TASK DESCRIPTION: Search the lines of the records for the word "小春六花", and copy every line that has it.

######

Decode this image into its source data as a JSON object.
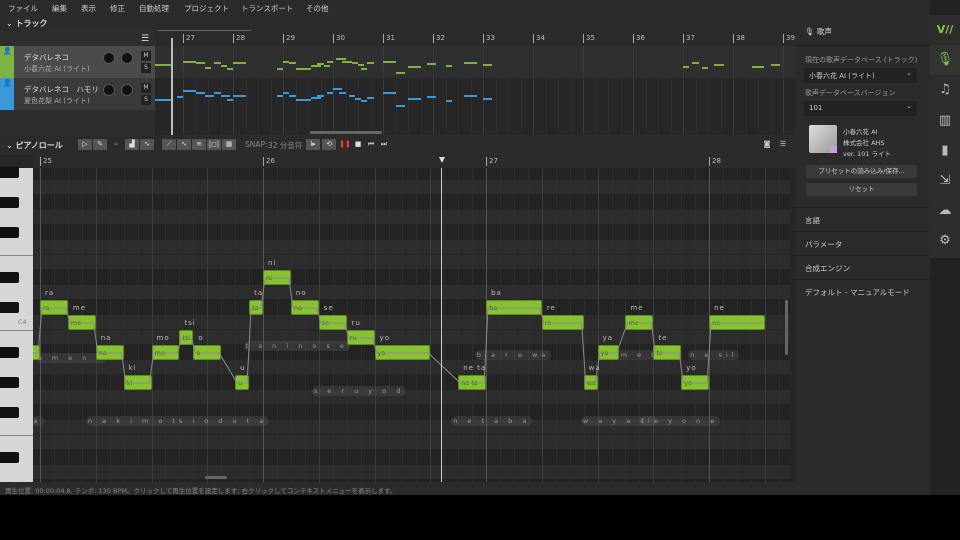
{
  "menu": [
    "ファイル",
    "編集",
    "表示",
    "修正",
    "自動処理",
    "プロジェクト",
    "トランスポート",
    "その他"
  ],
  "track_section": {
    "title": "トラック",
    "bar_numbers": [
      "27",
      "28",
      "29",
      "30",
      "31",
      "32",
      "33",
      "34",
      "35",
      "36",
      "37",
      "38",
      "39"
    ],
    "tracks": [
      {
        "name": "デタバレネコ",
        "voice": "小春六花 AI (ライト)",
        "color": "#7cb342",
        "mute": "M",
        "solo": "S",
        "selected": true,
        "notes": [
          [
            -9,
            5,
            8
          ],
          [
            0,
            4,
            11
          ],
          [
            4,
            3,
            10
          ],
          [
            7,
            2,
            5
          ],
          [
            10,
            2,
            10
          ],
          [
            12,
            2,
            7
          ],
          [
            14,
            2,
            4
          ],
          [
            16,
            4,
            10
          ],
          [
            30,
            2,
            4
          ],
          [
            32,
            2,
            11
          ],
          [
            34,
            2,
            10
          ],
          [
            36,
            5,
            4
          ],
          [
            41,
            3,
            7
          ],
          [
            43,
            2,
            9
          ],
          [
            45,
            2,
            7
          ],
          [
            46,
            2,
            11
          ],
          [
            49,
            3,
            14
          ],
          [
            51,
            3,
            11
          ],
          [
            54,
            2,
            10
          ],
          [
            56,
            2,
            8
          ],
          [
            57,
            2,
            4
          ],
          [
            59,
            2,
            10
          ],
          [
            64,
            4,
            11
          ],
          [
            68,
            3,
            0
          ],
          [
            72,
            4,
            6
          ],
          [
            78,
            3,
            9
          ],
          [
            84,
            2,
            7
          ],
          [
            90,
            4,
            10
          ],
          [
            96,
            3,
            8
          ],
          [
            160,
            2,
            6
          ],
          [
            163,
            2,
            10
          ],
          [
            166,
            2,
            5
          ],
          [
            170,
            3,
            8
          ],
          [
            182,
            4,
            6
          ],
          [
            188,
            3,
            8
          ]
        ]
      },
      {
        "name": "デタバレネコ　ハモリ",
        "voice": "夏色花梨 AI (ライト)",
        "color": "#3a9ad9",
        "mute": "M",
        "solo": "S",
        "selected": false,
        "notes": [
          [
            -9,
            5,
            5
          ],
          [
            -2,
            2,
            8
          ],
          [
            0,
            4,
            14
          ],
          [
            4,
            3,
            12
          ],
          [
            7,
            3,
            9
          ],
          [
            10,
            2,
            12
          ],
          [
            12,
            3,
            9
          ],
          [
            14,
            2,
            5
          ],
          [
            16,
            4,
            9
          ],
          [
            30,
            2,
            9
          ],
          [
            32,
            2,
            12
          ],
          [
            34,
            2,
            9
          ],
          [
            36,
            5,
            5
          ],
          [
            41,
            3,
            7
          ],
          [
            43,
            2,
            9
          ],
          [
            46,
            2,
            12
          ],
          [
            48,
            3,
            16
          ],
          [
            50,
            2,
            12
          ],
          [
            53,
            2,
            9
          ],
          [
            55,
            2,
            6
          ],
          [
            57,
            2,
            4
          ],
          [
            59,
            2,
            7
          ],
          [
            64,
            4,
            12
          ],
          [
            68,
            3,
            -1
          ],
          [
            72,
            4,
            6
          ],
          [
            78,
            3,
            8
          ],
          [
            84,
            2,
            4
          ],
          [
            90,
            4,
            9
          ],
          [
            96,
            3,
            6
          ]
        ]
      }
    ]
  },
  "piano_roll": {
    "title": "ピアノロール",
    "snap_label": "SNAP:",
    "snap_value": "32 分音符",
    "bar_numbers": [
      "25",
      "26",
      "27",
      "28"
    ],
    "c4_label": "C4",
    "notes": [
      {
        "lyric": "a",
        "pitch": 58,
        "start": -1,
        "len": 1,
        "show_label": false
      },
      {
        "lyric": "ra",
        "pitch": 61,
        "start": 0,
        "len": 2
      },
      {
        "lyric": "me",
        "pitch": 60,
        "start": 2,
        "len": 2
      },
      {
        "lyric": "na",
        "pitch": 58,
        "start": 4,
        "len": 2
      },
      {
        "lyric": "ki",
        "pitch": 56,
        "start": 6,
        "len": 2
      },
      {
        "lyric": "mo",
        "pitch": 58,
        "start": 8,
        "len": 2
      },
      {
        "lyric": "tsi",
        "pitch": 59,
        "start": 10,
        "len": 1
      },
      {
        "lyric": "o",
        "pitch": 58,
        "start": 11,
        "len": 2
      },
      {
        "lyric": "u",
        "pitch": 56,
        "start": 14,
        "len": 1
      },
      {
        "lyric": "ta",
        "pitch": 61,
        "start": 15,
        "len": 1
      },
      {
        "lyric": "ni",
        "pitch": 63,
        "start": 16,
        "len": 2
      },
      {
        "lyric": "no",
        "pitch": 61,
        "start": 18,
        "len": 2
      },
      {
        "lyric": "se",
        "pitch": 60,
        "start": 20,
        "len": 2
      },
      {
        "lyric": "ru",
        "pitch": 59,
        "start": 22,
        "len": 2
      },
      {
        "lyric": "yo",
        "pitch": 58,
        "start": 24,
        "len": 4
      },
      {
        "lyric": "ne ta",
        "pitch": 56,
        "start": 30,
        "len": 2
      },
      {
        "lyric": "ba",
        "pitch": 61,
        "start": 32,
        "len": 4
      },
      {
        "lyric": "re",
        "pitch": 60,
        "start": 36,
        "len": 3
      },
      {
        "lyric": "wa",
        "pitch": 56,
        "start": 39,
        "len": 1
      },
      {
        "lyric": "ya",
        "pitch": 58,
        "start": 40,
        "len": 1.5
      },
      {
        "lyric": "me",
        "pitch": 60,
        "start": 42,
        "len": 2
      },
      {
        "lyric": "te",
        "pitch": 58,
        "start": 44,
        "len": 2
      },
      {
        "lyric": "yo",
        "pitch": 56,
        "start": 46,
        "len": 2
      },
      {
        "lyric": "ne",
        "pitch": 60,
        "start": 48,
        "len": 4
      }
    ],
    "phonemes": [
      {
        "text": "a m e n a",
        "pitch": 57.5,
        "start": -0.3
      },
      {
        "text": "t a n i n o s e",
        "pitch": 58.3,
        "start": 14.6
      },
      {
        "text": "s e r u y o d",
        "pitch": 55.3,
        "start": 19.5
      },
      {
        "text": "a",
        "pitch": 53.3,
        "start": -0.6
      },
      {
        "text": "n a k i m o ts i o d u t a",
        "pitch": 53.3,
        "start": 3.3
      },
      {
        "text": "b a r e wa",
        "pitch": 57.7,
        "start": 31.2
      },
      {
        "text": "u m e t e",
        "pitch": 57.7,
        "start": 40.5
      },
      {
        "text": "n e sil",
        "pitch": 57.7,
        "start": 46.5
      },
      {
        "text": "n e t a b a",
        "pitch": 53.3,
        "start": 29.5
      },
      {
        "text": "w a y a cl",
        "pitch": 53.3,
        "start": 38.8
      },
      {
        "text": "t e y o n e",
        "pitch": 53.3,
        "start": 43
      }
    ]
  },
  "status": "再生位置: 00:00:04.8, テンポ: 130 BPM。クリックして再生位置を設定します; 右クリックしてコンテキストメニューを表示します。",
  "right_panel": {
    "title": "歌声",
    "db_label": "現在の歌声データベース (トラック)",
    "db_value": "小春六花 AI (ライト)",
    "version_label": "歌声データベースバージョン",
    "version_value": "101",
    "voice_name": "小春六花 AI",
    "company": "株式会社 AHS",
    "version_text": "ver. 101 ライト",
    "preset_button": "プリセットの読み込み/保存...",
    "reset_button": "リセット",
    "sections": [
      "言語",
      "パラメータ",
      "合成エンジン",
      "デフォルト - マニュアルモード"
    ]
  },
  "colors": {
    "accent": "#86c232",
    "blue": "#3a9ad9"
  }
}
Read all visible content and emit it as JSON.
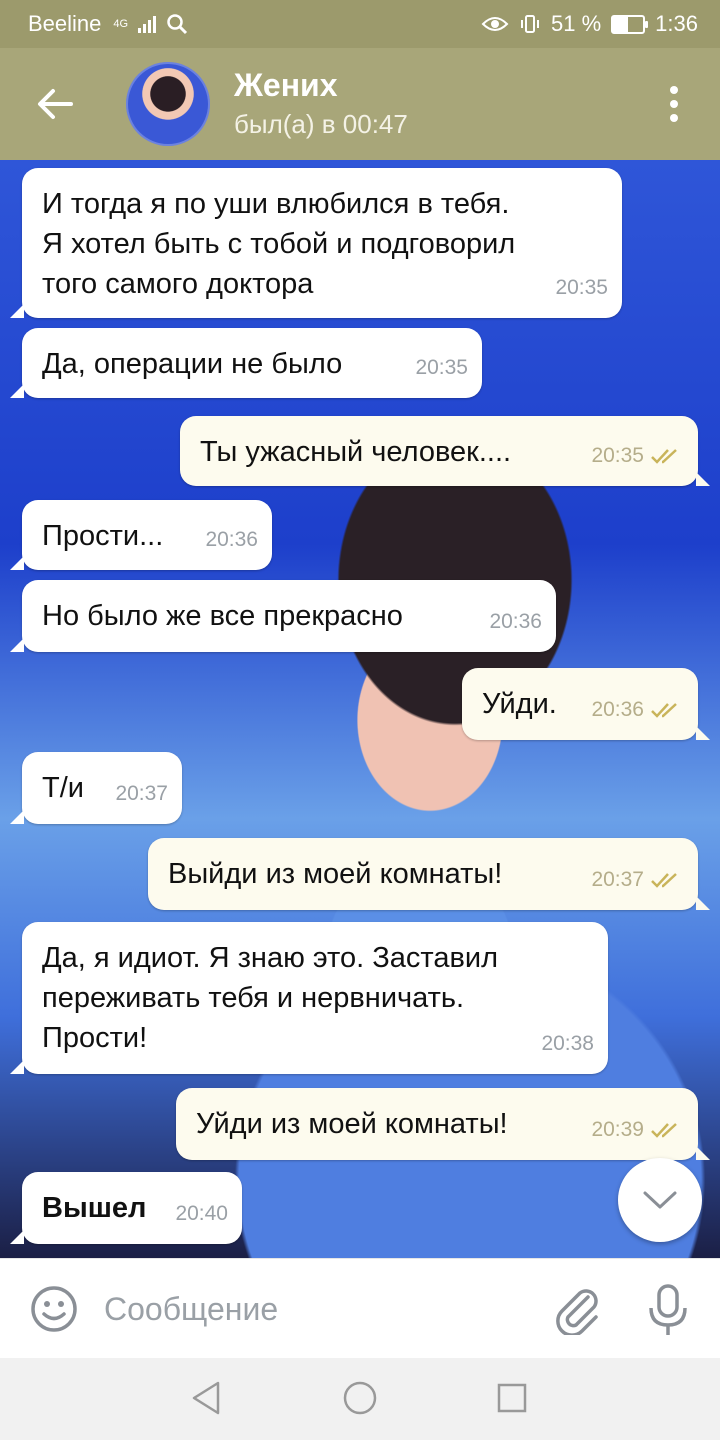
{
  "status_bar": {
    "carrier": "Beeline",
    "network": "4G",
    "battery_percent": "51 %",
    "battery_level": 0.51,
    "time": "1:36"
  },
  "header": {
    "contact_name": "Жених",
    "last_seen": "был(а) в 00:47"
  },
  "messages": [
    {
      "dir": "in",
      "text": "И тогда я по уши влюбился в тебя.\nЯ хотел быть с тобой и подговорил\nтого самого доктора",
      "time": "20:35"
    },
    {
      "dir": "in",
      "text": "Да, операции не было",
      "time": "20:35"
    },
    {
      "dir": "out",
      "text": "Ты ужасный человек....",
      "time": "20:35",
      "read": true
    },
    {
      "dir": "in",
      "text": "Прости...",
      "time": "20:36"
    },
    {
      "dir": "in",
      "text": "Но было же все прекрасно",
      "time": "20:36"
    },
    {
      "dir": "out",
      "text": "Уйди.",
      "time": "20:36",
      "read": true
    },
    {
      "dir": "in",
      "text": "Т/и",
      "time": "20:37"
    },
    {
      "dir": "out",
      "text": "Выйди из моей комнаты!",
      "time": "20:37",
      "read": true
    },
    {
      "dir": "in",
      "text": "Да, я идиот. Я знаю это. Заставил\nпереживать тебя и нервничать.\nПрости!",
      "time": "20:38"
    },
    {
      "dir": "out",
      "text": "Уйди из моей комнаты!",
      "time": "20:39",
      "read": true
    },
    {
      "dir": "in",
      "text": "Вышел",
      "time": "20:40",
      "bold": true
    }
  ],
  "input": {
    "placeholder": "Сообщение"
  },
  "colors": {
    "header_bg": "#a8a679",
    "statusbar_bg": "#9c9a6c",
    "incoming_bubble": "#ffffff",
    "outgoing_bubble": "#fdfbee",
    "read_tick": "#c9b45a"
  },
  "icons": [
    "back-arrow-icon",
    "menu-dots-icon",
    "double-check-icon",
    "chevron-down-icon",
    "emoji-icon",
    "paperclip-icon",
    "microphone-icon",
    "nav-back-icon",
    "nav-home-icon",
    "nav-recents-icon"
  ]
}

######

RESPONSE BELOW:
        "voice": "小春六花 AI (ライト)",
    "db_value": "小春六花 AI (ライト)",
    "voice_name": "小春六花 AI",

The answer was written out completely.